- _Work instruction_
The pictures in the data below are to be omitted; all else must be duplicated exactly.

- _Records provided_
+++
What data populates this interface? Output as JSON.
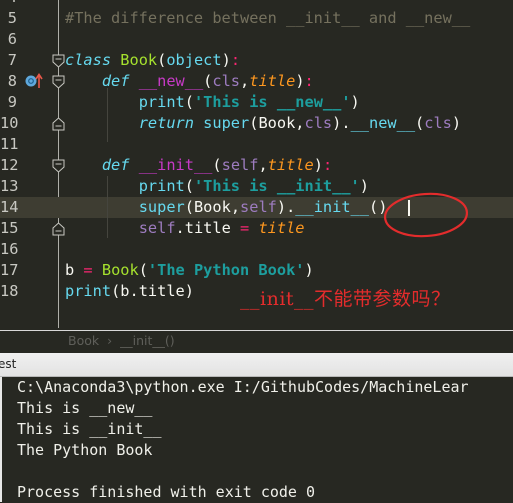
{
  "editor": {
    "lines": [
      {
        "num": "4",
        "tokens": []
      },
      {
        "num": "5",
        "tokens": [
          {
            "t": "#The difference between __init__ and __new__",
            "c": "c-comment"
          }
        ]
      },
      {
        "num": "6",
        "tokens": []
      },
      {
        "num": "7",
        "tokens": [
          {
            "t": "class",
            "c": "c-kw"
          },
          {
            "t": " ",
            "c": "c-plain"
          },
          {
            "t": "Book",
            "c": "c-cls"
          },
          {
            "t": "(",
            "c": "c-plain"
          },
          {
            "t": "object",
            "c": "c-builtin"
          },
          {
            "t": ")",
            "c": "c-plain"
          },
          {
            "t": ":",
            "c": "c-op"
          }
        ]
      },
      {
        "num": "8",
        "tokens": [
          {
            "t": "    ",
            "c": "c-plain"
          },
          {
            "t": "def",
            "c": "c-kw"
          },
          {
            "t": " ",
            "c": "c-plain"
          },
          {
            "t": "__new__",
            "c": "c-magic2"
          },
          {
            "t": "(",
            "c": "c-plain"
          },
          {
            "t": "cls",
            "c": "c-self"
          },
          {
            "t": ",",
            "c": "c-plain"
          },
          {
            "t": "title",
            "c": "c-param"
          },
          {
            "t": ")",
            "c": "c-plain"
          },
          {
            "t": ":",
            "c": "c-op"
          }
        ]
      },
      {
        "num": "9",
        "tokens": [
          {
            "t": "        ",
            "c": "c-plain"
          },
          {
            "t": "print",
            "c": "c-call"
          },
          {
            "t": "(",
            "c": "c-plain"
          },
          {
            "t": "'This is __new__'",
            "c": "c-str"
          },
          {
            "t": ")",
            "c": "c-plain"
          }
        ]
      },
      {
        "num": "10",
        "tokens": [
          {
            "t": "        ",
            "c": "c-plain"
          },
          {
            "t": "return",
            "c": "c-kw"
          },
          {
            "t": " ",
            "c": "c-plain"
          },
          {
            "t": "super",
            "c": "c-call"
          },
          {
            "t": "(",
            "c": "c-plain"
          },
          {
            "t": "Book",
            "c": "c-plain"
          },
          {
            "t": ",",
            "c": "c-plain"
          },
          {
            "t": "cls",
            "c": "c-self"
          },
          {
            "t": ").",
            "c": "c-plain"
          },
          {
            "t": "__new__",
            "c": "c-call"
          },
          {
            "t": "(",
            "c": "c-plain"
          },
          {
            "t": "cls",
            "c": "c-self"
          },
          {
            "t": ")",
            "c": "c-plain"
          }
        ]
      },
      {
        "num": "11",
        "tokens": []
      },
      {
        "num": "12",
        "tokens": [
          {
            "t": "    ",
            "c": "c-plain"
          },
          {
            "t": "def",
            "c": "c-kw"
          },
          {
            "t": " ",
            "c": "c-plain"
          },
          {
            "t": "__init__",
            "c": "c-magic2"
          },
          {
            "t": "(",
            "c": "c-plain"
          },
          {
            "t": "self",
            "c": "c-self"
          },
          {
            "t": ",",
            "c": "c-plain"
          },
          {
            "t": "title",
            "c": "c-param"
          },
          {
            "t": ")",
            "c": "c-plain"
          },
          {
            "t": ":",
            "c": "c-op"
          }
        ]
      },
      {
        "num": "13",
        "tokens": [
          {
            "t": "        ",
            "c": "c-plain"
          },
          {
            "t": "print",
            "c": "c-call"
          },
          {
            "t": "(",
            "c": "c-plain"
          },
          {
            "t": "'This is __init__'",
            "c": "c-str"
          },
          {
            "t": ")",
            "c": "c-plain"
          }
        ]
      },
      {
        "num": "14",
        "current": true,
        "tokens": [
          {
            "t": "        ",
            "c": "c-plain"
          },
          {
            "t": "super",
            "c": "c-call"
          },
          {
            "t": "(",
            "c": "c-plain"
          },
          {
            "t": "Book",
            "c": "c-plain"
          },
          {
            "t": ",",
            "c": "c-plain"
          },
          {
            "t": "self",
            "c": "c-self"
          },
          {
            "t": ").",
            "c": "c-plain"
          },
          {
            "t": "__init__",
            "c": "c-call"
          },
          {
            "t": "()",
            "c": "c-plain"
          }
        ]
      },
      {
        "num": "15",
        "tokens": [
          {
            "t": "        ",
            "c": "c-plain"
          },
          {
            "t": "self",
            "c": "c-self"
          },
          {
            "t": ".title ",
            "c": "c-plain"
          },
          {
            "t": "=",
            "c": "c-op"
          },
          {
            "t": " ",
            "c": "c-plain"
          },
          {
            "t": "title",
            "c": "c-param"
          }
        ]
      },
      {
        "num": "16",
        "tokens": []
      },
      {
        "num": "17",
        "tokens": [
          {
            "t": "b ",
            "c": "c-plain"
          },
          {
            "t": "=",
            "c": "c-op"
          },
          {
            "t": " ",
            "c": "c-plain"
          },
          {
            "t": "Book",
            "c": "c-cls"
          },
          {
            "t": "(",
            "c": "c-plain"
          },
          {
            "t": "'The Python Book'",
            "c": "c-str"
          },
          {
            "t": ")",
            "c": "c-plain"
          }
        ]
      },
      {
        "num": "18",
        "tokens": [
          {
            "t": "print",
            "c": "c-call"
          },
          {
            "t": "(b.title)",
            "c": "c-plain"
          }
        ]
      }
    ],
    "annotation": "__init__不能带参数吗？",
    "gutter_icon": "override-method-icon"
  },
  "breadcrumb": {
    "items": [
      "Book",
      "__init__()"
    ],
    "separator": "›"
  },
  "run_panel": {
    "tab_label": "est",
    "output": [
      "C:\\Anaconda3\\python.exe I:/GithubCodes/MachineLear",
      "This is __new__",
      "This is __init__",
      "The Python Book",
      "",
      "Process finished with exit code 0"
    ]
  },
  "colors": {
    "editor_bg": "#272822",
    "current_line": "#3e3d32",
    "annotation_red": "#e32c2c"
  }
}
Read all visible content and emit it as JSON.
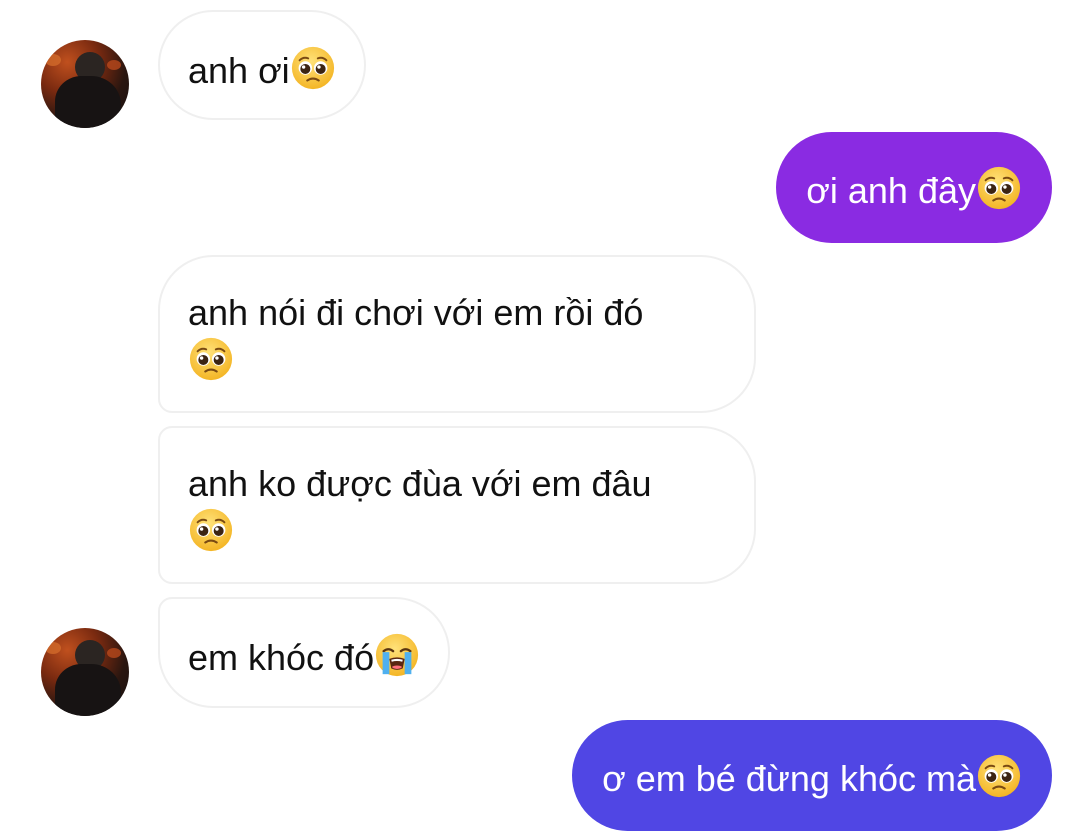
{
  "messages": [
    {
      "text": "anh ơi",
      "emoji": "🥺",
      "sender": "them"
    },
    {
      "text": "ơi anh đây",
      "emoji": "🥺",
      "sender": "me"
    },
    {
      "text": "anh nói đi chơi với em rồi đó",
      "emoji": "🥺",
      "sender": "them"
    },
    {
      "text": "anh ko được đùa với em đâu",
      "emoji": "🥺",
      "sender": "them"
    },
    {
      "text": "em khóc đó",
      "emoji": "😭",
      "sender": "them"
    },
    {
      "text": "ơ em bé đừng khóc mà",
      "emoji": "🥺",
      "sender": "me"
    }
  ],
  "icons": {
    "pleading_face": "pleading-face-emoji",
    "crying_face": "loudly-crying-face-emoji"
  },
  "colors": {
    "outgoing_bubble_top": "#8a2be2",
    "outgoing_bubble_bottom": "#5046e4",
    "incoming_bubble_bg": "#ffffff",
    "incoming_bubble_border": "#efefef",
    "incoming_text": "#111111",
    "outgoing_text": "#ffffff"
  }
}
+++
- _Expected answer_
What data populates this interface? Output as JSON.
{
  "editor": {
    "lines": [
      {
        "num": "4",
        "tokens": []
      },
      {
        "num": "5",
        "tokens": [
          {
            "t": "#The difference between __init__ and __new__",
            "c": "c-comment"
          }
        ]
      },
      {
        "num": "6",
        "tokens": []
      },
      {
        "num": "7",
        "tokens": [
          {
            "t": "class",
            "c": "c-kw"
          },
          {
            "t": " ",
            "c": "c-plain"
          },
          {
            "t": "Book",
            "c": "c-cls"
          },
          {
            "t": "(",
            "c": "c-plain"
          },
          {
            "t": "object",
            "c": "c-builtin"
          },
          {
            "t": ")",
            "c": "c-plain"
          },
          {
            "t": ":",
            "c": "c-op"
          }
        ]
      },
      {
        "num": "8",
        "tokens": [
          {
            "t": "    ",
            "c": "c-plain"
          },
          {
            "t": "def",
            "c": "c-kw"
          },
          {
            "t": " ",
            "c": "c-plain"
          },
          {
            "t": "__new__",
            "c": "c-magic2"
          },
          {
            "t": "(",
            "c": "c-plain"
          },
          {
            "t": "cls",
            "c": "c-self"
          },
          {
            "t": ",",
            "c": "c-plain"
          },
          {
            "t": "title",
            "c": "c-param"
          },
          {
            "t": ")",
            "c": "c-plain"
          },
          {
            "t": ":",
            "c": "c-op"
          }
        ]
      },
      {
        "num": "9",
        "tokens": [
          {
            "t": "        ",
            "c": "c-plain"
          },
          {
            "t": "print",
            "c": "c-call"
          },
          {
            "t": "(",
            "c": "c-plain"
          },
          {
            "t": "'This is __new__'",
            "c": "c-str"
          },
          {
            "t": ")",
            "c": "c-plain"
          }
        ]
      },
      {
        "num": "10",
        "tokens": [
          {
            "t": "        ",
            "c": "c-plain"
          },
          {
            "t": "return",
            "c": "c-kw"
          },
          {
            "t": " ",
            "c": "c-plain"
          },
          {
            "t": "super",
            "c": "c-call"
          },
          {
            "t": "(",
            "c": "c-plain"
          },
          {
            "t": "Book",
            "c": "c-plain"
          },
          {
            "t": ",",
            "c": "c-plain"
          },
          {
            "t": "cls",
            "c": "c-self"
          },
          {
            "t": ").",
            "c": "c-plain"
          },
          {
            "t": "__new__",
            "c": "c-call"
          },
          {
            "t": "(",
            "c": "c-plain"
          },
          {
            "t": "cls",
            "c": "c-self"
          },
          {
            "t": ")",
            "c": "c-plain"
          }
        ]
      },
      {
        "num": "11",
        "tokens": []
      },
      {
        "num": "12",
        "tokens": [
          {
            "t": "    ",
            "c": "c-plain"
          },
          {
            "t": "def",
            "c": "c-kw"
          },
          {
            "t": " ",
            "c": "c-plain"
          },
          {
            "t": "__init__",
            "c": "c-magic2"
          },
          {
            "t": "(",
            "c": "c-plain"
          },
          {
            "t": "self",
            "c": "c-self"
          },
          {
            "t": ",",
            "c": "c-plain"
          },
          {
            "t": "title",
            "c": "c-param"
          },
          {
            "t": ")",
            "c": "c-plain"
          },
          {
            "t": ":",
            "c": "c-op"
          }
        ]
      },
      {
        "num": "13",
        "tokens": [
          {
            "t": "        ",
            "c": "c-plain"
          },
          {
            "t": "print",
            "c": "c-call"
          },
          {
            "t": "(",
            "c": "c-plain"
          },
          {
            "t": "'This is __init__'",
            "c": "c-str"
          },
          {
            "t": ")",
            "c": "c-plain"
          }
        ]
      },
      {
        "num": "14",
        "current": true,
        "tokens": [
          {
            "t": "        ",
            "c": "c-plain"
          },
          {
            "t": "super",
            "c": "c-call"
          },
          {
            "t": "(",
            "c": "c-plain"
          },
          {
            "t": "Book",
            "c": "c-plain"
          },
          {
            "t": ",",
            "c": "c-plain"
          },
          {
            "t": "self",
            "c": "c-self"
          },
          {
            "t": ").",
            "c": "c-plain"
          },
          {
            "t": "__init__",
            "c": "c-call"
          },
          {
            "t": "()",
            "c": "c-plain"
          }
        ]
      },
      {
        "num": "15",
        "tokens": [
          {
            "t": "        ",
            "c": "c-plain"
          },
          {
            "t": "self",
            "c": "c-self"
          },
          {
            "t": ".title ",
            "c": "c-plain"
          },
          {
            "t": "=",
            "c": "c-op"
          },
          {
            "t": " ",
            "c": "c-plain"
          },
          {
            "t": "title",
            "c": "c-param"
          }
        ]
      },
      {
        "num": "16",
        "tokens": []
      },
      {
        "num": "17",
        "tokens": [
          {
            "t": "b ",
            "c": "c-plain"
          },
          {
            "t": "=",
            "c": "c-op"
          },
          {
            "t": " ",
            "c": "c-plain"
          },
          {
            "t": "Book",
            "c": "c-cls"
          },
          {
            "t": "(",
            "c": "c-plain"
          },
          {
            "t": "'The Python Book'",
            "c": "c-str"
          },
          {
            "t": ")",
            "c": "c-plain"
          }
        ]
      },
      {
        "num": "18",
        "tokens": [
          {
            "t": "print",
            "c": "c-call"
          },
          {
            "t": "(b.title)",
            "c": "c-plain"
          }
        ]
      }
    ],
    "annotation": "__init__不能带参数吗？",
    "gutter_icon": "override-method-icon"
  },
  "breadcrumb": {
    "items": [
      "Book",
      "__init__()"
    ],
    "separator": "›"
  },
  "run_panel": {
    "tab_label": "est",
    "output": [
      "C:\\Anaconda3\\python.exe I:/GithubCodes/MachineLear",
      "This is __new__",
      "This is __init__",
      "The Python Book",
      "",
      "Process finished with exit code 0"
    ]
  },
  "colors": {
    "editor_bg": "#272822",
    "current_line": "#3e3d32",
    "annotation_red": "#e32c2c"
  }
}
Read all visible content and emit it as JSON.
{
  "messages": [
    {
      "text": "anh ơi",
      "emoji": "🥺",
      "sender": "them"
    },
    {
      "text": "ơi anh đây",
      "emoji": "🥺",
      "sender": "me"
    },
    {
      "text": "anh nói đi chơi với em rồi đó",
      "emoji": "🥺",
      "sender": "them"
    },
    {
      "text": "anh ko được đùa với em đâu",
      "emoji": "🥺",
      "sender": "them"
    },
    {
      "text": "em khóc đó",
      "emoji": "😭",
      "sender": "them"
    },
    {
      "text": "ơ em bé đừng khóc mà",
      "emoji": "🥺",
      "sender": "me"
    }
  ],
  "icons": {
    "pleading_face": "pleading-face-emoji",
    "crying_face": "loudly-crying-face-emoji"
  },
  "colors": {
    "outgoing_bubble_top": "#8a2be2",
    "outgoing_bubble_bottom": "#5046e4",
    "incoming_bubble_bg": "#ffffff",
    "incoming_bubble_border": "#efefef",
    "incoming_text": "#111111",
    "outgoing_text": "#ffffff"
  }
}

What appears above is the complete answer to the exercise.